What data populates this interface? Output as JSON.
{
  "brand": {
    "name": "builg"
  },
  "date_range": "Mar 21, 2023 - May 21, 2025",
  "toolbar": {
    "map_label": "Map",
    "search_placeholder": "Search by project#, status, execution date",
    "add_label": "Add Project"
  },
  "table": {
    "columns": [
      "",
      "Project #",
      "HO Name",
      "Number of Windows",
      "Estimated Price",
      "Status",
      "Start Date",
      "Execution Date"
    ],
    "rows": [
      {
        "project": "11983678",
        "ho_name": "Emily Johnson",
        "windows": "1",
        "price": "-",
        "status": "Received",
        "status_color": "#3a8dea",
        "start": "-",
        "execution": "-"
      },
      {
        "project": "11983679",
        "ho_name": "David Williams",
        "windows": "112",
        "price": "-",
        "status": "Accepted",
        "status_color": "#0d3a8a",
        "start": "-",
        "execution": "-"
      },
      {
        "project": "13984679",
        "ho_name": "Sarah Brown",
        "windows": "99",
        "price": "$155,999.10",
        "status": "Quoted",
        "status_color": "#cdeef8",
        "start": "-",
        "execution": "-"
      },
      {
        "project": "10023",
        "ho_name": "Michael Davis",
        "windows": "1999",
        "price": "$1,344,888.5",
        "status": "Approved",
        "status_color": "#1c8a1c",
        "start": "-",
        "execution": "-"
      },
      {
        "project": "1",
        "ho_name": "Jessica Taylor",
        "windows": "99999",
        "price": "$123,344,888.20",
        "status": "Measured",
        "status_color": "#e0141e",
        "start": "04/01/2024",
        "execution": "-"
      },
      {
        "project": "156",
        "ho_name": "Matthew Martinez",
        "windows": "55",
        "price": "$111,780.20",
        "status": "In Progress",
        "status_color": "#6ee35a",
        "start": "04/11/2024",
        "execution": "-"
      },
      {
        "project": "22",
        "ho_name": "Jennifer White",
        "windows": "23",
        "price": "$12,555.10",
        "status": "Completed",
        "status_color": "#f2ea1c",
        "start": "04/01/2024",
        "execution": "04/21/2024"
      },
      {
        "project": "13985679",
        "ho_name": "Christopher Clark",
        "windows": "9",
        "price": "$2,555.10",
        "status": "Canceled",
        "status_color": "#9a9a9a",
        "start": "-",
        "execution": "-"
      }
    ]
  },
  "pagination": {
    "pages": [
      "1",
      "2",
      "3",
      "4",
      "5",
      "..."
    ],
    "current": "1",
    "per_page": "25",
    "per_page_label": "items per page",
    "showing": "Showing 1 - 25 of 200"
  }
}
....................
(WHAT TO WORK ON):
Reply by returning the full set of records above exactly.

(WRITTEN REPLY):
What data populates this interface? Output as JSON.
{
  "brand": {
    "name": "builg"
  },
  "date_range": "Mar 21, 2023 - May 21, 2025",
  "toolbar": {
    "map_label": "Map",
    "search_placeholder": "Search by project#, status, execution date",
    "add_label": "Add Project"
  },
  "table": {
    "columns": [
      "",
      "Project #",
      "HO Name",
      "Number of Windows",
      "Estimated Price",
      "Status",
      "Start Date",
      "Execution Date"
    ],
    "rows": [
      {
        "project": "11983678",
        "ho_name": "Emily Johnson",
        "windows": "1",
        "price": "-",
        "status": "Received",
        "status_color": "#3a8dea",
        "start": "-",
        "execution": "-"
      },
      {
        "project": "11983679",
        "ho_name": "David Williams",
        "windows": "112",
        "price": "-",
        "status": "Accepted",
        "status_color": "#0d3a8a",
        "start": "-",
        "execution": "-"
      },
      {
        "project": "13984679",
        "ho_name": "Sarah Brown",
        "windows": "99",
        "price": "$155,999.10",
        "status": "Quoted",
        "status_color": "#cdeef8",
        "start": "-",
        "execution": "-"
      },
      {
        "project": "10023",
        "ho_name": "Michael Davis",
        "windows": "1999",
        "price": "$1,344,888.5",
        "status": "Approved",
        "status_color": "#1c8a1c",
        "start": "-",
        "execution": "-"
      },
      {
        "project": "1",
        "ho_name": "Jessica Taylor",
        "windows": "99999",
        "price": "$123,344,888.20",
        "status": "Measured",
        "status_color": "#e0141e",
        "start": "04/01/2024",
        "execution": "-"
      },
      {
        "project": "156",
        "ho_name": "Matthew Martinez",
        "windows": "55",
        "price": "$111,780.20",
        "status": "In Progress",
        "status_color": "#6ee35a",
        "start": "04/11/2024",
        "execution": "-"
      },
      {
        "project": "22",
        "ho_name": "Jennifer White",
        "windows": "23",
        "price": "$12,555.10",
        "status": "Completed",
        "status_color": "#f2ea1c",
        "start": "04/01/2024",
        "execution": "04/21/2024"
      },
      {
        "project": "13985679",
        "ho_name": "Christopher Clark",
        "windows": "9",
        "price": "$2,555.10",
        "status": "Canceled",
        "status_color": "#9a9a9a",
        "start": "-",
        "execution": "-"
      }
    ]
  },
  "pagination": {
    "pages": [
      "1",
      "2",
      "3",
      "4",
      "5",
      "..."
    ],
    "current": "1",
    "per_page": "25",
    "per_page_label": "items per page",
    "showing": "Showing 1 - 25 of 200"
  }
}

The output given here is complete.